Launching next year, Canada’s first Arctic university plans to place local Indigenous knowledge at the heart of its programmes.
Nestled in the ‘North of 60’, the area of Canada that lies north of a latitude of 60°N, it will be a unique university experience where students study their selected degree and learn from Yukon’s expertise in Indigenous self-determination, sustainable resource development and the study of climate change.
Passing the Third Reading stage, the Yukon University Act will set the legal framework for a university in Yukon once it has received assent and come into force.
With Yukon College in action since 1983, it will merge into the new Yukon University (YukonU), and a lot of work will take place in the next few years to ensure Yukon University is in alignment with the new legislation.
“Internationally, Yukon College will be more successful as Yukon University. We will have the ability to bring the world’s cultures to the North, providing a globalised education for Yukoners,” says the university.
For Yukon students, or ‘Yukoners’, this will mean increased opportunity for degree completion closer to home and access to credentials that are focused on the North.
International students with a study permit can take advantage of opportunities to learn about Indigenous self-determination, Indigenous cultures and Canada’s North.
Already sparking global interest, Yukon University has expanded international student recruitment and diversified the countries of origin of international students at YukonU.
“At the same time, we have instituted a cap so that international students do not make up more than 15% of all credit students,” notes YukonU.
University of the Arctic board met in Whitehorse this week. They discussed the next UArctic strat plan and fundraising as well as enjoying the Whitehorse and dinner with Yukon College execs and @YukonGov ministers. https://t.co/FAAmaoLsB8 @uarctic #circumpolar #network #YukonU pic.twitter.com/AgtVbCxPCD
— Yukon University (@YukonUniversity) November 27, 2019
Yukon University already offers two made-in-Yukon degrees, the Bachelor of Arts in Indigenous Governance and the Bachelor of Business Administration, and three co-delivered degree programmes- the Bachelor of Social Work and Bachelor of Education in partnership with the University of Regina, and the Bachelor of Science in Environmental and Conservation Sciences in partnership with the University of Alberta.
Plus, the university will soon be developing a Bachelor of Arts in Northern Studies to launch in 2021-22.
Prioritising the needs of Yukon students, the university also aims to increase opportunities for students from across Canada to experience and study in the North.
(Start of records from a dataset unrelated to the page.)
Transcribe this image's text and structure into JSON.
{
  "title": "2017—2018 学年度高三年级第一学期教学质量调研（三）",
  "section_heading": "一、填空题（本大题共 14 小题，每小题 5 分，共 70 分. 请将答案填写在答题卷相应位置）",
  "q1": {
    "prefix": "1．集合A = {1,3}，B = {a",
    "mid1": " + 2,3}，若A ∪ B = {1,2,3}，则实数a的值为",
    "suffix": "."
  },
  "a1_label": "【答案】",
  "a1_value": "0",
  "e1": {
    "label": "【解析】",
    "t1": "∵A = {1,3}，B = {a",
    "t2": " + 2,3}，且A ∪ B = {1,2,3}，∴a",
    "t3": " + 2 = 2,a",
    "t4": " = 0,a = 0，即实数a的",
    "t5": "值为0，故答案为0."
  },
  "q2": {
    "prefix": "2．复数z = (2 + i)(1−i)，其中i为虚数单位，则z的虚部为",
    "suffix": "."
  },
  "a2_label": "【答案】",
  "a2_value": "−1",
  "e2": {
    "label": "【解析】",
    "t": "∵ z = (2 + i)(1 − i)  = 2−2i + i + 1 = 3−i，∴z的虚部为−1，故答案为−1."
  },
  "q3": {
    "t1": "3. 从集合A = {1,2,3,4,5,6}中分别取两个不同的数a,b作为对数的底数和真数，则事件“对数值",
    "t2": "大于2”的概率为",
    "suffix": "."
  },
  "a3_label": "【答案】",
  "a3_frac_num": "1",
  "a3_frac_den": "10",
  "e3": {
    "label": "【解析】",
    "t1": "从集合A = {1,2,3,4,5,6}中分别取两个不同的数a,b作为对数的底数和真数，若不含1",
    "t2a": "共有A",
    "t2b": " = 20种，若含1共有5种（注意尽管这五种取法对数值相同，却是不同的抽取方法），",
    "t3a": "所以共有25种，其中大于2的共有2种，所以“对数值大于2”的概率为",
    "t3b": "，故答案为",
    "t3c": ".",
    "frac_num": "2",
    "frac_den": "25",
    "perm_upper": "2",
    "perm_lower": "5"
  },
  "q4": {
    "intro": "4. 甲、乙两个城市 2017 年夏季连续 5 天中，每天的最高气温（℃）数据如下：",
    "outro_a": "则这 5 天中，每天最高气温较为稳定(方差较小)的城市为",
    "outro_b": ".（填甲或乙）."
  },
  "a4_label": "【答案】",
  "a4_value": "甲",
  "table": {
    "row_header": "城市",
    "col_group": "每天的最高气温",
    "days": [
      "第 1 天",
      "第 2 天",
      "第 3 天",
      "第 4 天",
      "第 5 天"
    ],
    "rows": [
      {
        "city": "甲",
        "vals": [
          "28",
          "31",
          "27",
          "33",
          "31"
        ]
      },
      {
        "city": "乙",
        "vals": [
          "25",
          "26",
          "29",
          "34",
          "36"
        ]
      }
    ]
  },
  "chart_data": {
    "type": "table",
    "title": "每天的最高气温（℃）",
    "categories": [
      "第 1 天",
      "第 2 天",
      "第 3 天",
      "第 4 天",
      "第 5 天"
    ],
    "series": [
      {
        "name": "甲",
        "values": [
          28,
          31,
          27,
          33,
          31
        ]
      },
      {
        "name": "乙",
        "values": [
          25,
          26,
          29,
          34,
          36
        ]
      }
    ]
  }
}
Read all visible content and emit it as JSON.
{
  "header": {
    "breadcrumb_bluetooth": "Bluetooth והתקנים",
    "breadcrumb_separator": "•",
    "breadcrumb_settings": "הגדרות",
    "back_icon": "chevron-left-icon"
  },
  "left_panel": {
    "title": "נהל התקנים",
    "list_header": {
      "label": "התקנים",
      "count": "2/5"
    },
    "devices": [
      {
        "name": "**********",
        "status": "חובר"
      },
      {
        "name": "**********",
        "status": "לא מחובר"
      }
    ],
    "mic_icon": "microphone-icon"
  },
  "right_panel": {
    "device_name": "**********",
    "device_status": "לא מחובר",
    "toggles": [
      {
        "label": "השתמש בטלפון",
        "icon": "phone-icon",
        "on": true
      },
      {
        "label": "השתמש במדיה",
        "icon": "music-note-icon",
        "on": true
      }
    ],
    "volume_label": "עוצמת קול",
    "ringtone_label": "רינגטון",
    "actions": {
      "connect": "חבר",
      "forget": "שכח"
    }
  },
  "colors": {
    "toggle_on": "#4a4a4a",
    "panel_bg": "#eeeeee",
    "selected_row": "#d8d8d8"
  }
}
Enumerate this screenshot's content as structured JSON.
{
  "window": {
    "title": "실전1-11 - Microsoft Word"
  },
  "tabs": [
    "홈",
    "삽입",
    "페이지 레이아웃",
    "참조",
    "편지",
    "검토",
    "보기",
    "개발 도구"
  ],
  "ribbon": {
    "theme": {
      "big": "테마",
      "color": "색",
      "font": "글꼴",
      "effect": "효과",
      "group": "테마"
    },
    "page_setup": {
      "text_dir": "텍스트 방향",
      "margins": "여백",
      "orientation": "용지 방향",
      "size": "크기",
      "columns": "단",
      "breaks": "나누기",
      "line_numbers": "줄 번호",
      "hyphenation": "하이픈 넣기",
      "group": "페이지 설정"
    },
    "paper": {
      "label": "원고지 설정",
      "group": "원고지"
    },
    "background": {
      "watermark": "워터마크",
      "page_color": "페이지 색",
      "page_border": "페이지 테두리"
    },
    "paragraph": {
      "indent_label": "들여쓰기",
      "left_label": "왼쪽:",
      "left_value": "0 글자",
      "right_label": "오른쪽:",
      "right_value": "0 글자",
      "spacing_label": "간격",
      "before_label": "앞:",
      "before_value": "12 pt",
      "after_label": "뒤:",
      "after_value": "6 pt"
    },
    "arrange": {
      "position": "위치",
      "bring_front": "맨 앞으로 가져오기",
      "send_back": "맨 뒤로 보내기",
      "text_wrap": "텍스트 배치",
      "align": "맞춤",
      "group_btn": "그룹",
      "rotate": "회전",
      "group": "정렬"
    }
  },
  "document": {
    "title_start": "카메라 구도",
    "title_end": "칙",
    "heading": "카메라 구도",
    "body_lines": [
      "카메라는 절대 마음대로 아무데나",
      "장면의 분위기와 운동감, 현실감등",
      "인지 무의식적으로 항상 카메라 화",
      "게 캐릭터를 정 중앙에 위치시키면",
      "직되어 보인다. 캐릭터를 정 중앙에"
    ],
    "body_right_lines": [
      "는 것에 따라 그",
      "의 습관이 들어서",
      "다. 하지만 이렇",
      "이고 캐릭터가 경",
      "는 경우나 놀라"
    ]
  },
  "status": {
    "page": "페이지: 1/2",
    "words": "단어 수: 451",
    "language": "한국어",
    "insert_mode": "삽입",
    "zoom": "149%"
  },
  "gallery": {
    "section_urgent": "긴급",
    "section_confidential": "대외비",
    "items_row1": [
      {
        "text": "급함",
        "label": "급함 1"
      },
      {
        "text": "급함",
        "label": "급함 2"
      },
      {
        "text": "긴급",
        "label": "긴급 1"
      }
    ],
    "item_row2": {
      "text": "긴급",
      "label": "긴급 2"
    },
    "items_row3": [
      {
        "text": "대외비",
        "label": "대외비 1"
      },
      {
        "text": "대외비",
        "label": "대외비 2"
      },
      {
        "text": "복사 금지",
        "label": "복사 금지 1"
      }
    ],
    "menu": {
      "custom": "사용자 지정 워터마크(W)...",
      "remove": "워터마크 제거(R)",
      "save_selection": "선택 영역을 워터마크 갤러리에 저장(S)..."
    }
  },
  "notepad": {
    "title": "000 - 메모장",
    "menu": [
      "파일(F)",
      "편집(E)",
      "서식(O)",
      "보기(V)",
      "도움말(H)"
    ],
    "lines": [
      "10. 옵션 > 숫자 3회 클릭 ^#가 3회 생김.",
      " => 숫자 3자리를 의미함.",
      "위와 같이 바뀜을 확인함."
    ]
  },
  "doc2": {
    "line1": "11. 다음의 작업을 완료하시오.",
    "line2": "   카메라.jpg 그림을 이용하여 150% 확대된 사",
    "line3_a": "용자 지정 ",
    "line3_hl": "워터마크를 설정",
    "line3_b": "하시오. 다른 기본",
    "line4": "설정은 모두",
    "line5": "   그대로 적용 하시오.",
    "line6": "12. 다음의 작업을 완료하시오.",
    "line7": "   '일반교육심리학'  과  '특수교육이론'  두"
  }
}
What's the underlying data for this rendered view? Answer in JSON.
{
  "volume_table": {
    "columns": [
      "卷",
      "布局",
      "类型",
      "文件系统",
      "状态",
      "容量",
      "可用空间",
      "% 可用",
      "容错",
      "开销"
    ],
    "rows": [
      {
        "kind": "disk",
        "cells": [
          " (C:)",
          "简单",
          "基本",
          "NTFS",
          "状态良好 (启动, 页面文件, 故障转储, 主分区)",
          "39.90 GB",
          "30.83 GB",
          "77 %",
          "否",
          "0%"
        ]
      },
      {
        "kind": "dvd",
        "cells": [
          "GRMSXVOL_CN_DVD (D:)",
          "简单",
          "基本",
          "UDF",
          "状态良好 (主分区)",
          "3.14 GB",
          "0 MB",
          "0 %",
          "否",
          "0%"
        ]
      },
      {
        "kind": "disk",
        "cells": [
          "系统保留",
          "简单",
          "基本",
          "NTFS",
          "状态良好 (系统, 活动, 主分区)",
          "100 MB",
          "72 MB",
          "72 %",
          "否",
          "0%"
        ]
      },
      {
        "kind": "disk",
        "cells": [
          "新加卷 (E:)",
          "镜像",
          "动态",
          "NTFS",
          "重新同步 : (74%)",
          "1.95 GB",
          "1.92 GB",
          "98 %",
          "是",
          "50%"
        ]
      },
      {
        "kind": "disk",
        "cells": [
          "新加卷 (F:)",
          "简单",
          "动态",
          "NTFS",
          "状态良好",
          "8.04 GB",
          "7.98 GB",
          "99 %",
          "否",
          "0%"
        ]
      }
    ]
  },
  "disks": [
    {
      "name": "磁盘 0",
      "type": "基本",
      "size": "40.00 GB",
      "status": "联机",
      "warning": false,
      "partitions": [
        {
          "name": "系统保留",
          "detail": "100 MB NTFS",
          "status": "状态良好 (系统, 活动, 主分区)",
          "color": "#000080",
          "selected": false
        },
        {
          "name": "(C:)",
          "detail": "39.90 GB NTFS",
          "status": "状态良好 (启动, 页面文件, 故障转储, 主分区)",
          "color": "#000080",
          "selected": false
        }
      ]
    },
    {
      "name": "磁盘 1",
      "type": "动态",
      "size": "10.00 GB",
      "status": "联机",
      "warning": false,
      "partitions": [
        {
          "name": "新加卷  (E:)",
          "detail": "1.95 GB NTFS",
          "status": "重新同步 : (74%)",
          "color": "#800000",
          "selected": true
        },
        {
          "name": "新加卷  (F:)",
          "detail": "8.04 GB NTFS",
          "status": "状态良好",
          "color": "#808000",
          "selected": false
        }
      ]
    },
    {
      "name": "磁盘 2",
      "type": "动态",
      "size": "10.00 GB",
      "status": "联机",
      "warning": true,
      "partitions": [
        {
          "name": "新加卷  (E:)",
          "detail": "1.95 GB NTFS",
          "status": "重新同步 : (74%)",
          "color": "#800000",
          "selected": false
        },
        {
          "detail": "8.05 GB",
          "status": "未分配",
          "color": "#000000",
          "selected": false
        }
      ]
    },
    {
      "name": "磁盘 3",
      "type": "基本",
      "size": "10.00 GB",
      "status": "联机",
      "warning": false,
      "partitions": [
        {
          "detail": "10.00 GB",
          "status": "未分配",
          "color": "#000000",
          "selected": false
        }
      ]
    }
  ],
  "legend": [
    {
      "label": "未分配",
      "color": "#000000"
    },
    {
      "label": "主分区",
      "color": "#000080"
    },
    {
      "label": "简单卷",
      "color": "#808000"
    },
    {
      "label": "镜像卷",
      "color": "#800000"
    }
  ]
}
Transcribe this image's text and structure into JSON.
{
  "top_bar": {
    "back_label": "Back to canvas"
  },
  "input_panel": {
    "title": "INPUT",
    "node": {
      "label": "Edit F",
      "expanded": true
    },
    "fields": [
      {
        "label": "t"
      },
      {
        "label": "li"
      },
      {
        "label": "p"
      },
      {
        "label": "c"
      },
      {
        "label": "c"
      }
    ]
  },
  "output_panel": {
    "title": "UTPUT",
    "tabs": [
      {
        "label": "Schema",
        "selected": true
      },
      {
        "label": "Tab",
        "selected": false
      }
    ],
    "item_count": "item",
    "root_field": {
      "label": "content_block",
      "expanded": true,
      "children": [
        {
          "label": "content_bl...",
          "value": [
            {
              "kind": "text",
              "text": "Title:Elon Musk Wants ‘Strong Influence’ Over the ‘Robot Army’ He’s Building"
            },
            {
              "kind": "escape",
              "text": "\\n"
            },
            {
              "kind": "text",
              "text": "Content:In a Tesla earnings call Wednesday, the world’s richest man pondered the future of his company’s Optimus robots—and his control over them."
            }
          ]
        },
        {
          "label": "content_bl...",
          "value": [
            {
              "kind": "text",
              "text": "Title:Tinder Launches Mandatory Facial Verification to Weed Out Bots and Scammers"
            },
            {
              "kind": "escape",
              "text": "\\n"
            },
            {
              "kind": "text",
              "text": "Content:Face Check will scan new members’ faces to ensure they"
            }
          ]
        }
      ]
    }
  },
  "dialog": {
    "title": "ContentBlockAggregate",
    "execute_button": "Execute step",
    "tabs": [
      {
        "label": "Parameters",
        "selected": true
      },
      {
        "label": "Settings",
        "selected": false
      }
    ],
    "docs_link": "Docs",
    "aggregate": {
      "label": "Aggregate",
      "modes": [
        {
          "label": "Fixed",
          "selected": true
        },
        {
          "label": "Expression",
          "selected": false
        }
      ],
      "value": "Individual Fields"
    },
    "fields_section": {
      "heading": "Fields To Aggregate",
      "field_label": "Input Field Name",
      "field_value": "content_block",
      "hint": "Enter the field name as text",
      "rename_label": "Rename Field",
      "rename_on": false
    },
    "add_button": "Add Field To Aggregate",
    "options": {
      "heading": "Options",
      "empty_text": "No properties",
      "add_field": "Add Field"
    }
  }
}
“Yukon University plans to recruit students from across Canada, especially for our new degree programmes and niche areas – Indigenous self-determination and governance, sustainable resource development, technology and innovation and climate change – society and environment,” the university states.
This is an exciting development on the international university scene, especially for prospective international students who are keen to study in the Canadian Arctic.
The plan is for Yukon University to officially launch May 8 and 9, 2020 with a convocation ceremony for the first graduates of YukonU and an open house celebration at Ayamdigut campus in Whitehorse sponsored by @CIBC. #YukonU #cdnpoli #cdnpse pic.twitter.com/WebhftxhEw
— Yukon University (@YukonUniversity) November 22, 2019